by Adam Zagajewski
translated from the Polish by Clare Cavanagh
Without silence there would be no music.
Life paired is doubtless more difficult
than solitary existence -
just as a boat on the open sea
with outstretched sails is trickier to steer
than the same boat drowsing at a dock, but schooners
after all are meant for wind and motion,
not idleness and impassive quiet.
A conversation continued through the years includes
hours of anxiety, anger, even hatred,
but also compassion, deep feeling.
Only in marriage do love and time,
eternal enemies, join forces.
Only love and time, when reconciled,
permit us to see other beings
in their enigmatic, complex essence,
unfolding slowly and certainly, like a new settlement
in a valley, or among green hills.
It begins in one day only, from joy
and pledges, from the holy day of meeting,
which is like a moist grain;
then come the years of trial and labor,
sometimes despair, fierce revelation,
happiness and finally a great tree
with rich greenery grows over us,
casting its vast shadow. Cares vanish in it.
* An Epithalumium was composed to celebrate a wedding in ancient Greece and invoke good fortune from the gods.
Today's post is for my valentines, one of whom is off doing theatre work in Edinburgh and London right now, while the other (furry and four-footed) pines for his return.
Happy Valentine's Day to each of you too, and to all the people, animals, trees, birds, books, fictional characters and magical places you've given your heart to.
Pictures: The beautiful art above is by Rima Staines, who spreads art, music, and magic all across the UK through Hedgespoken, the house-on-wheels she shares with poet & storyteller Tom Hirons. They're out on Dartmoor for the winter months, close to their community here in Chagford, preparing for further adventures. Go here to see more of Rima's artwork.
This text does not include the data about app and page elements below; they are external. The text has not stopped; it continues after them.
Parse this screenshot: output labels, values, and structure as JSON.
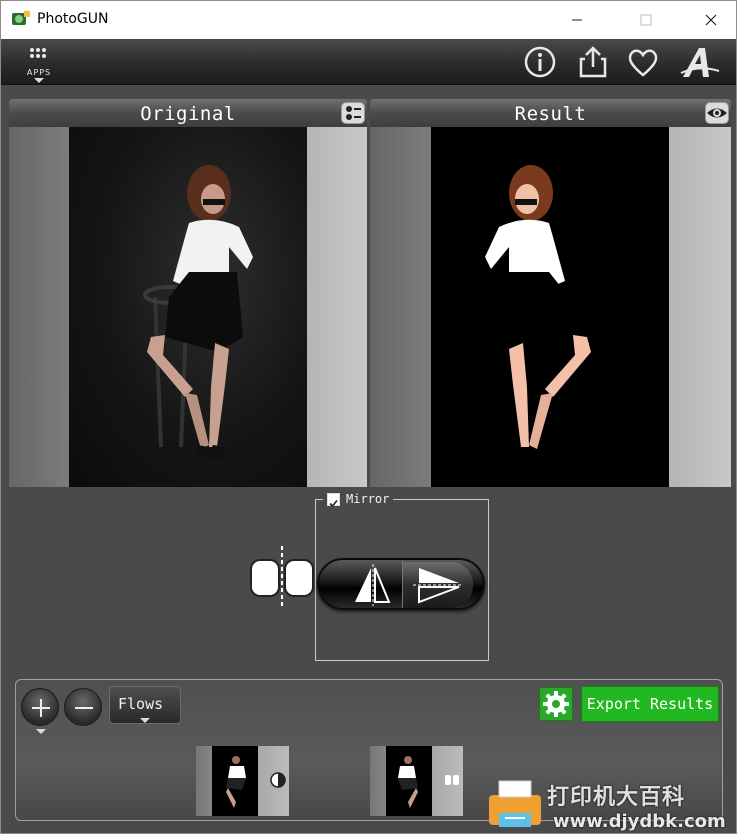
{
  "window": {
    "title": "PhotoGUN"
  },
  "toolbar": {
    "apps_label": "APPS",
    "icons": [
      "info-icon",
      "share-icon",
      "heart-icon",
      "font-a-icon"
    ]
  },
  "panels": {
    "original": {
      "title": "Original",
      "icon": "compare-icon"
    },
    "result": {
      "title": "Result",
      "icon": "eye-icon"
    }
  },
  "mirror": {
    "label": "Mirror",
    "checked": true
  },
  "flows": {
    "dropdown_label": "Flows",
    "export_label": "Export Results",
    "thumbnails": [
      "thumb-1",
      "thumb-2"
    ]
  },
  "watermark": {
    "text": "打印机大百科",
    "url": "www.djydbk.com"
  },
  "colors": {
    "accent_green": "#22b822",
    "panel_bg": "#4a4a4a"
  }
}
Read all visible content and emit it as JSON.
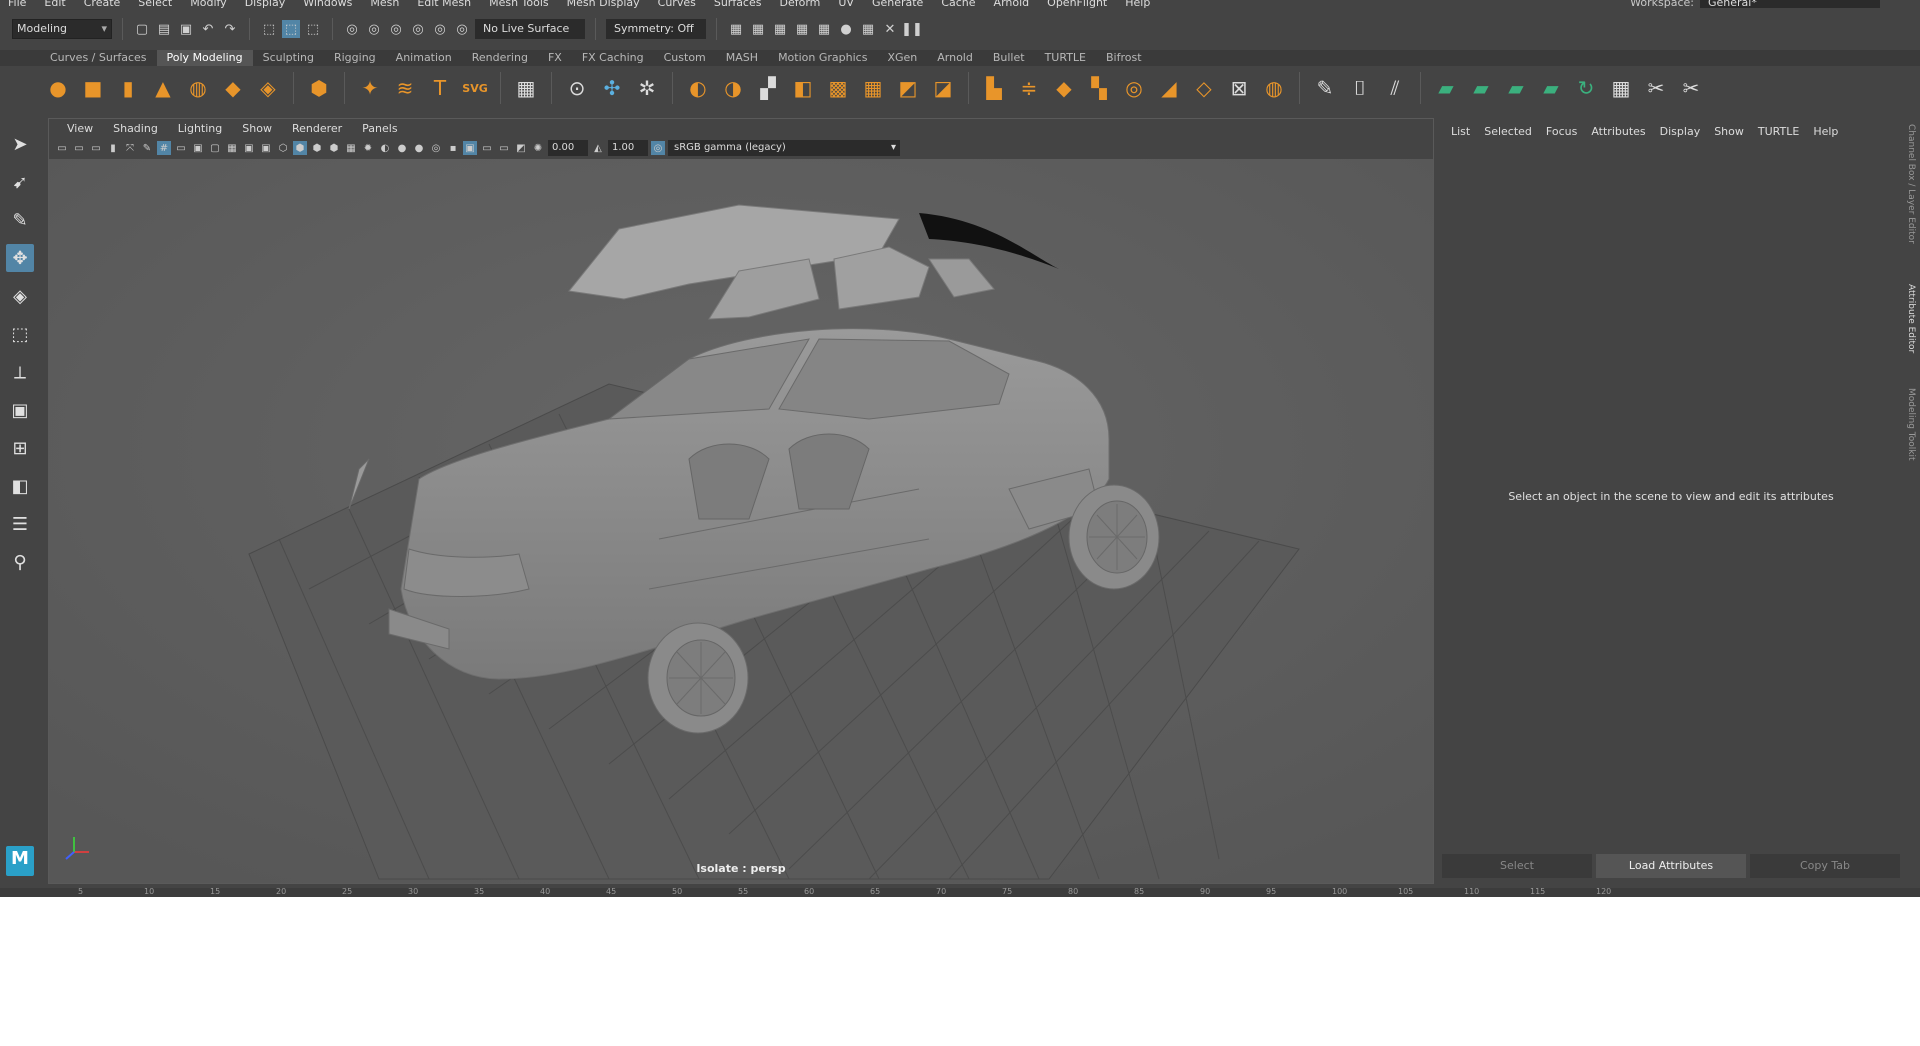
{
  "menu": [
    "File",
    "Edit",
    "Create",
    "Select",
    "Modify",
    "Display",
    "Windows",
    "Mesh",
    "Edit Mesh",
    "Mesh Tools",
    "Mesh Display",
    "Curves",
    "Surfaces",
    "Deform",
    "UV",
    "Generate",
    "Cache",
    "Arnold",
    "OpenFlight",
    "Help"
  ],
  "workspace": {
    "label": "Workspace:",
    "value": "General*"
  },
  "status": {
    "mode": "Modeling",
    "live_surface": "No Live Surface",
    "symmetry": "Symmetry: Off"
  },
  "shelf_tabs": [
    "Curves / Surfaces",
    "Poly Modeling",
    "Sculpting",
    "Rigging",
    "Animation",
    "Rendering",
    "FX",
    "FX Caching",
    "Custom",
    "MASH",
    "Motion Graphics",
    "XGen",
    "Arnold",
    "Bullet",
    "TURTLE",
    "Bifrost"
  ],
  "shelf_active": "Poly Modeling",
  "viewport": {
    "menu": [
      "View",
      "Shading",
      "Lighting",
      "Show",
      "Renderer",
      "Panels"
    ],
    "exposure": "0.00",
    "gamma_value": "1.00",
    "color_space": "sRGB gamma (legacy)",
    "camera_label": "Isolate : persp"
  },
  "attr_editor": {
    "menu": [
      "List",
      "Selected",
      "Focus",
      "Attributes",
      "Display",
      "Show",
      "TURTLE",
      "Help"
    ],
    "message": "Select an object in the scene to view and edit its attributes",
    "buttons": [
      "Select",
      "Load Attributes",
      "Copy Tab"
    ]
  },
  "side_tabs": [
    "Channel Box / Layer Editor",
    "Attribute Editor",
    "Modeling Toolkit"
  ],
  "timeline_ticks": [
    "5",
    "10",
    "15",
    "20",
    "25",
    "30",
    "35",
    "40",
    "45",
    "50",
    "55",
    "60",
    "65",
    "70",
    "75",
    "80",
    "85",
    "90",
    "95",
    "100",
    "105",
    "110",
    "115",
    "120"
  ],
  "logo": "M"
}
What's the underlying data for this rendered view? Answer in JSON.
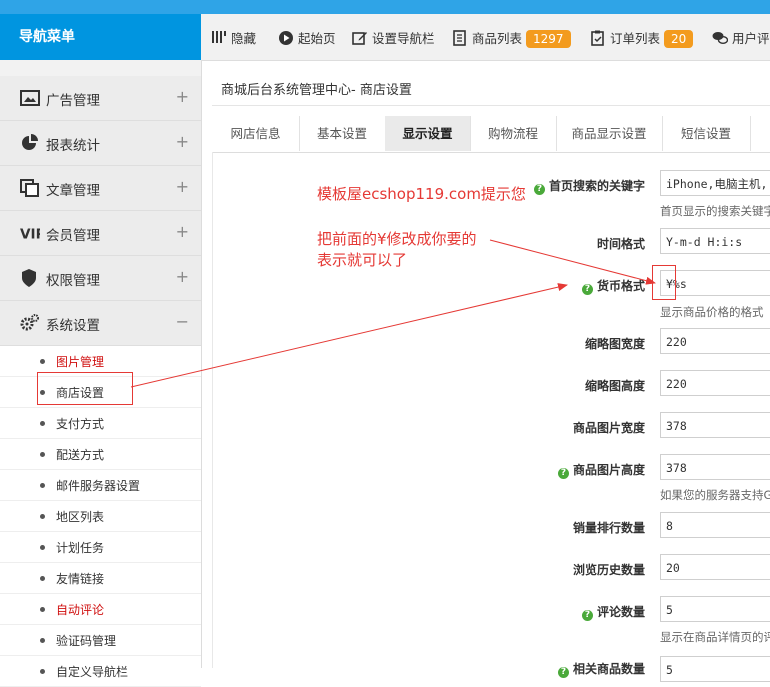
{
  "sidebar": {
    "title": "导航菜单",
    "menu": [
      {
        "label": "广告管理",
        "toggle": "+"
      },
      {
        "label": "报表统计",
        "toggle": "+"
      },
      {
        "label": "文章管理",
        "toggle": "+"
      },
      {
        "label": "会员管理",
        "toggle": "+"
      },
      {
        "label": "权限管理",
        "toggle": "+"
      },
      {
        "label": "系统设置",
        "toggle": "−"
      }
    ],
    "submenu": [
      {
        "label": "图片管理"
      },
      {
        "label": "商店设置"
      },
      {
        "label": "支付方式"
      },
      {
        "label": "配送方式"
      },
      {
        "label": "邮件服务器设置"
      },
      {
        "label": "地区列表"
      },
      {
        "label": "计划任务"
      },
      {
        "label": "友情链接"
      },
      {
        "label": "自动评论"
      },
      {
        "label": "验证码管理"
      },
      {
        "label": "自定义导航栏"
      }
    ]
  },
  "toolbar": {
    "hide": "隐藏",
    "start": "起始页",
    "set_nav": "设置导航栏",
    "goods_list": "商品列表",
    "goods_count": "1297",
    "order_list": "订单列表",
    "order_count": "20",
    "user_comments": "用户评论"
  },
  "breadcrumb": "商城后台系统管理中心- 商店设置",
  "tabs": [
    "网店信息",
    "基本设置",
    "显示设置",
    "购物流程",
    "商品显示设置",
    "短信设置"
  ],
  "form": {
    "search_keywords": {
      "label": "首页搜索的关键字",
      "value": "iPhone,电脑主机,",
      "hint": "首页显示的搜索关键字"
    },
    "time_format": {
      "label": "时间格式",
      "value": "Y-m-d H:i:s"
    },
    "currency_format": {
      "label": "货币格式",
      "value": "¥%s",
      "hint": "显示商品价格的格式"
    },
    "thumb_width": {
      "label": "缩略图宽度",
      "value": "220"
    },
    "thumb_height": {
      "label": "缩略图高度",
      "value": "220"
    },
    "image_width": {
      "label": "商品图片宽度",
      "value": "378"
    },
    "image_height": {
      "label": "商品图片高度",
      "value": "378",
      "hint": "如果您的服务器支持GD"
    },
    "sales_rank": {
      "label": "销量排行数量",
      "value": "8"
    },
    "history": {
      "label": "浏览历史数量",
      "value": "20"
    },
    "comments": {
      "label": "评论数量",
      "value": "5",
      "hint": "显示在商品详情页的评论"
    },
    "related": {
      "label": "相关商品数量",
      "value": "5"
    }
  },
  "annotation": {
    "line1": "模板屋ecshop119.com提示您",
    "line2": "把前面的¥修改成你要的",
    "line3": "表示就可以了"
  },
  "colors": {
    "accent": "#0095e0",
    "badge": "#f39b1e",
    "annotation": "#e53935",
    "help": "#4aa93a"
  }
}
Photographs: husband and hound, in the garden and in my studio on World Book Day.
Words: "Epithalamium" by Adam Zagajewski is from The Atlantic magazine ( June 2010). The poem excerpts in the picture captions are from: "The Country of Marriage" by Wendell Berry, from his book of the same name (Counterpoint, 1971/2013); "The moon rose over the bay, I had a lot of feelings" by Donika Kelly (The American Academy of Poets, November 2017); "Separation" by W.S. Merlin, from his collection The Second Four Books of Poems (Copper Canyon Press, 1993); and "Wedding Reading" by Ben Okri, from his collection Wild (Rider, 2012). All rights reserved by the authors. Related post: "The Narrative of Marriage."